[REQUIREMENT]
Show each line in the listing below that contains the word "female".

[RECORDS FOR THIS TASK]
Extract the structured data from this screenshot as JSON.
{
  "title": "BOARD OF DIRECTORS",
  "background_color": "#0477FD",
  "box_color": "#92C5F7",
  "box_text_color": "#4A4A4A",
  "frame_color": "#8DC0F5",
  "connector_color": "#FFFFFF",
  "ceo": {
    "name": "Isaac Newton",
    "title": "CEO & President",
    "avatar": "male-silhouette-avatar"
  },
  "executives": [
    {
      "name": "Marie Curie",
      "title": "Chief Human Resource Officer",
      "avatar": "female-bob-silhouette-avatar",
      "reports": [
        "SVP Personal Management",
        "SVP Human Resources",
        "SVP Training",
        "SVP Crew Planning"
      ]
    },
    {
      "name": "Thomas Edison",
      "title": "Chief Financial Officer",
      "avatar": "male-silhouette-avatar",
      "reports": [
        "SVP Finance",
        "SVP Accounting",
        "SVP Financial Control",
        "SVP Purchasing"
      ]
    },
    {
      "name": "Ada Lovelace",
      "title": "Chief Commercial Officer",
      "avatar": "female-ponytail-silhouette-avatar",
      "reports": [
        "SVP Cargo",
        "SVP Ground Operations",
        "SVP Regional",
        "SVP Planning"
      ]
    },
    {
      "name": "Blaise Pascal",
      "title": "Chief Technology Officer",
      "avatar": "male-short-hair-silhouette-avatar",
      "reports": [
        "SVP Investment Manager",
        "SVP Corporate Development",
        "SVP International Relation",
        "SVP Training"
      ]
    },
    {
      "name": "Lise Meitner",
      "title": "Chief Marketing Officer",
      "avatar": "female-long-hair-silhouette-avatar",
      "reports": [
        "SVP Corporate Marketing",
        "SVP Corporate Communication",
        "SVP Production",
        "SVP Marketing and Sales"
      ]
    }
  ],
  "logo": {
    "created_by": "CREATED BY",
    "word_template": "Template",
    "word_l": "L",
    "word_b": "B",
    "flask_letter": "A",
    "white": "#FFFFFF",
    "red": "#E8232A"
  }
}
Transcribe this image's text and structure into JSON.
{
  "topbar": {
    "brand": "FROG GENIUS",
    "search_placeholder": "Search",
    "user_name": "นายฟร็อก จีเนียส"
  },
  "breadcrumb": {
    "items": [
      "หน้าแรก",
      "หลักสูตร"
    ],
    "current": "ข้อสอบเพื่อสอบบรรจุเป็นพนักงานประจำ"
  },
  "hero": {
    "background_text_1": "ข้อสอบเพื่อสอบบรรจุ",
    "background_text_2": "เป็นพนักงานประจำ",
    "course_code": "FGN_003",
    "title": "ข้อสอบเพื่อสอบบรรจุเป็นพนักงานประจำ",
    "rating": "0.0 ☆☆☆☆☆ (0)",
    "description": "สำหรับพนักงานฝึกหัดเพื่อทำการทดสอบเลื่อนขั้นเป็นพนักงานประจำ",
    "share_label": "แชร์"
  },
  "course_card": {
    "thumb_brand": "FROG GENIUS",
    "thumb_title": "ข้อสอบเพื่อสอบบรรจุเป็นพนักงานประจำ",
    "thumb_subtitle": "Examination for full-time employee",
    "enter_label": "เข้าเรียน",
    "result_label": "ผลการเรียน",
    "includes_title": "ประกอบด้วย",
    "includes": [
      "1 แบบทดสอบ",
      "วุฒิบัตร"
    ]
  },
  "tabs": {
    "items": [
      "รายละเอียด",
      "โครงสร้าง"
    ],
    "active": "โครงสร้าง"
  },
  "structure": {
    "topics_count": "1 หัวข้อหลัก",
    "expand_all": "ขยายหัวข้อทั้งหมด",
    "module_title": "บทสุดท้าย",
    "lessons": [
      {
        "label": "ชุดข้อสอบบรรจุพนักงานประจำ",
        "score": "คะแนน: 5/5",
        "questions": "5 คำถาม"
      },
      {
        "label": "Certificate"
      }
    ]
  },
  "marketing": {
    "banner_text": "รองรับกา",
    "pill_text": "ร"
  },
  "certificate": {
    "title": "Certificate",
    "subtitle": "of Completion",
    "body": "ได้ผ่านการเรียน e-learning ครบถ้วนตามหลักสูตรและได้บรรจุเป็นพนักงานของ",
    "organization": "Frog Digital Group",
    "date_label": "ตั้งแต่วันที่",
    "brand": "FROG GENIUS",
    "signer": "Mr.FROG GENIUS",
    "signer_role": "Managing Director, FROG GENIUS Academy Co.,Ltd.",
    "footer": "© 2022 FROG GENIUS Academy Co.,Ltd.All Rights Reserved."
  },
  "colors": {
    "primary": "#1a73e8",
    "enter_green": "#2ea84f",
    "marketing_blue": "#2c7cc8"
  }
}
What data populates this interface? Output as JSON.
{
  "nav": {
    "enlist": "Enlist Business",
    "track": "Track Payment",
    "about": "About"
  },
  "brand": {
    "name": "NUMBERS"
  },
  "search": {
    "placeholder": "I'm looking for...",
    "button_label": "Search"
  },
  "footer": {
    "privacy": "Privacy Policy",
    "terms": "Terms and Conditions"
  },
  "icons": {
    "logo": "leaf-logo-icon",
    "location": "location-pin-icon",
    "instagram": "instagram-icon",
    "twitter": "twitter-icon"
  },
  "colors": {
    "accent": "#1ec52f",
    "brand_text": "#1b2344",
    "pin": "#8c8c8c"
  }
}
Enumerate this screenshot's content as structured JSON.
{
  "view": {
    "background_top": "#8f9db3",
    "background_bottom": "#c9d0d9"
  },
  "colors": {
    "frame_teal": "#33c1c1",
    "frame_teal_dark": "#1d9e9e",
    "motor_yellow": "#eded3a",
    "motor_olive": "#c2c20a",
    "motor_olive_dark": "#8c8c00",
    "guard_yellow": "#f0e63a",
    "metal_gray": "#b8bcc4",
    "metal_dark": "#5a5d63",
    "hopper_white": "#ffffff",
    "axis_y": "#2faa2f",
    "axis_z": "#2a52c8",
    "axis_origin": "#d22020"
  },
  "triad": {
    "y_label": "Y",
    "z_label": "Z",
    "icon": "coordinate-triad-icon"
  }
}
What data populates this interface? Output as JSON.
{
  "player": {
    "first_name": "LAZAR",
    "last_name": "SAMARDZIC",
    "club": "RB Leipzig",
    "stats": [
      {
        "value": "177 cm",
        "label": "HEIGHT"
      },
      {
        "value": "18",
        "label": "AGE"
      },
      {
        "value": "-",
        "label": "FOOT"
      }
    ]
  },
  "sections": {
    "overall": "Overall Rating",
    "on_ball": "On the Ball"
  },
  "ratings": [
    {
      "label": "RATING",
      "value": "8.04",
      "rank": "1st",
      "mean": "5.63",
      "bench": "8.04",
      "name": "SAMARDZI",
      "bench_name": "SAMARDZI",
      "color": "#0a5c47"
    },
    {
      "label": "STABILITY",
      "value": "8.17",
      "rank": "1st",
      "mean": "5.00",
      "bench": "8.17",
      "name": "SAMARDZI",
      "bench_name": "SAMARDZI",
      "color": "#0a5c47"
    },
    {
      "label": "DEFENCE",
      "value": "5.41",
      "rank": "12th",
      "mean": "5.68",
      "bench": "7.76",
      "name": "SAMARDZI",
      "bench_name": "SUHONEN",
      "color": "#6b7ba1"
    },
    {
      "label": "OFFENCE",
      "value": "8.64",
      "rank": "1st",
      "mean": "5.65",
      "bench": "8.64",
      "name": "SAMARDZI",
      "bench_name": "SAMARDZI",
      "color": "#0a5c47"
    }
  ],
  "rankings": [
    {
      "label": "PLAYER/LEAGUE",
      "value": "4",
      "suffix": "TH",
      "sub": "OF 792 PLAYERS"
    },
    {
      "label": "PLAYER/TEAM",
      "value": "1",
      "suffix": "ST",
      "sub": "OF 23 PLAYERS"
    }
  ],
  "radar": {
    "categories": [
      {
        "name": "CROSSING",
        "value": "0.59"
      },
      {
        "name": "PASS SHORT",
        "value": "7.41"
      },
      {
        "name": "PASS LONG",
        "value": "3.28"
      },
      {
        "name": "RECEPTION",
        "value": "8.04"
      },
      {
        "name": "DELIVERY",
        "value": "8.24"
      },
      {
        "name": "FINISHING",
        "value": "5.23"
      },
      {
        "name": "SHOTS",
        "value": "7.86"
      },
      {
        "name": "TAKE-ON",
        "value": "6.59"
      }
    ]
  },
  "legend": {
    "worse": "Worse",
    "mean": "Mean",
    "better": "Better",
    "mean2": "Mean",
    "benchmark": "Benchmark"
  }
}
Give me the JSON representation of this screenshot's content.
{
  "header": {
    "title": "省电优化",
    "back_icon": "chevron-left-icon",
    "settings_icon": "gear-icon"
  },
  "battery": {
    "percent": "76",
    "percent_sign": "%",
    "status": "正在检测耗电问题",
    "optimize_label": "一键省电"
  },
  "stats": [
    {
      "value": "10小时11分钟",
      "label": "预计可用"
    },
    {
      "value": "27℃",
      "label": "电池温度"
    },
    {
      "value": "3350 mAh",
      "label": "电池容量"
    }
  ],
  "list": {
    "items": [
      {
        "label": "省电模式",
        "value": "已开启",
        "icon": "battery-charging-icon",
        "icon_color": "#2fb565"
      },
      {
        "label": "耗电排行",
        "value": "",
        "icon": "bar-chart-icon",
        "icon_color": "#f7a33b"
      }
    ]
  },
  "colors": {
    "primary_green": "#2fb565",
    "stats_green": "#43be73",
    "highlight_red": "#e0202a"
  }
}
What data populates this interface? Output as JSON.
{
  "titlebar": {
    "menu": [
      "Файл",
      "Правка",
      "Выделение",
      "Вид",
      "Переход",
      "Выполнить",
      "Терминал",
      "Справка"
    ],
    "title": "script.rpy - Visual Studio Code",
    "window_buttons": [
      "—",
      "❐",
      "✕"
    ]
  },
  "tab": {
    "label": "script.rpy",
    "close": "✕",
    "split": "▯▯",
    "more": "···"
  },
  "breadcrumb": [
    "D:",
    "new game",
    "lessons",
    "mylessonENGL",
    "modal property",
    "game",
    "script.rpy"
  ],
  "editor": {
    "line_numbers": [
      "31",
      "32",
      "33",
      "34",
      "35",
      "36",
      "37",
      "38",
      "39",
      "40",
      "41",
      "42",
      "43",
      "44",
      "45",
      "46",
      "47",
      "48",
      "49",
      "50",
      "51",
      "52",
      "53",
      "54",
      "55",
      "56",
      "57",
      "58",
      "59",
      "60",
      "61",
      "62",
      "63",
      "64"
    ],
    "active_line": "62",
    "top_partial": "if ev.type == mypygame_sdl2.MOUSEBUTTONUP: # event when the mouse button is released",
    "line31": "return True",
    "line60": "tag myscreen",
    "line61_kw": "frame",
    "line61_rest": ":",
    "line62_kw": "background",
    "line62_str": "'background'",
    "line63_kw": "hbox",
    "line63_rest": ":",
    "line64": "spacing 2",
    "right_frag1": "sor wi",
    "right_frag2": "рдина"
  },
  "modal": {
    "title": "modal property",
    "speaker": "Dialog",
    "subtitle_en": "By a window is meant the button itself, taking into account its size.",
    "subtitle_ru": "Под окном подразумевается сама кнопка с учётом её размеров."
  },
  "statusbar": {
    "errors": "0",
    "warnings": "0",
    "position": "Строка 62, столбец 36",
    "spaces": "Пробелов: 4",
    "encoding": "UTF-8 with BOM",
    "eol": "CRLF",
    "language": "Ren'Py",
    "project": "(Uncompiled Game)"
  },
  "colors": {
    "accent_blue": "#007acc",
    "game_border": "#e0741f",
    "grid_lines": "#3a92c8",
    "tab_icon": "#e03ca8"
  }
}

[RESULT BELOW]
      "avatar": "female-bob-silhouette-avatar",
      "avatar": "female-ponytail-silhouette-avatar",
      "avatar": "female-long-hair-silhouette-avatar",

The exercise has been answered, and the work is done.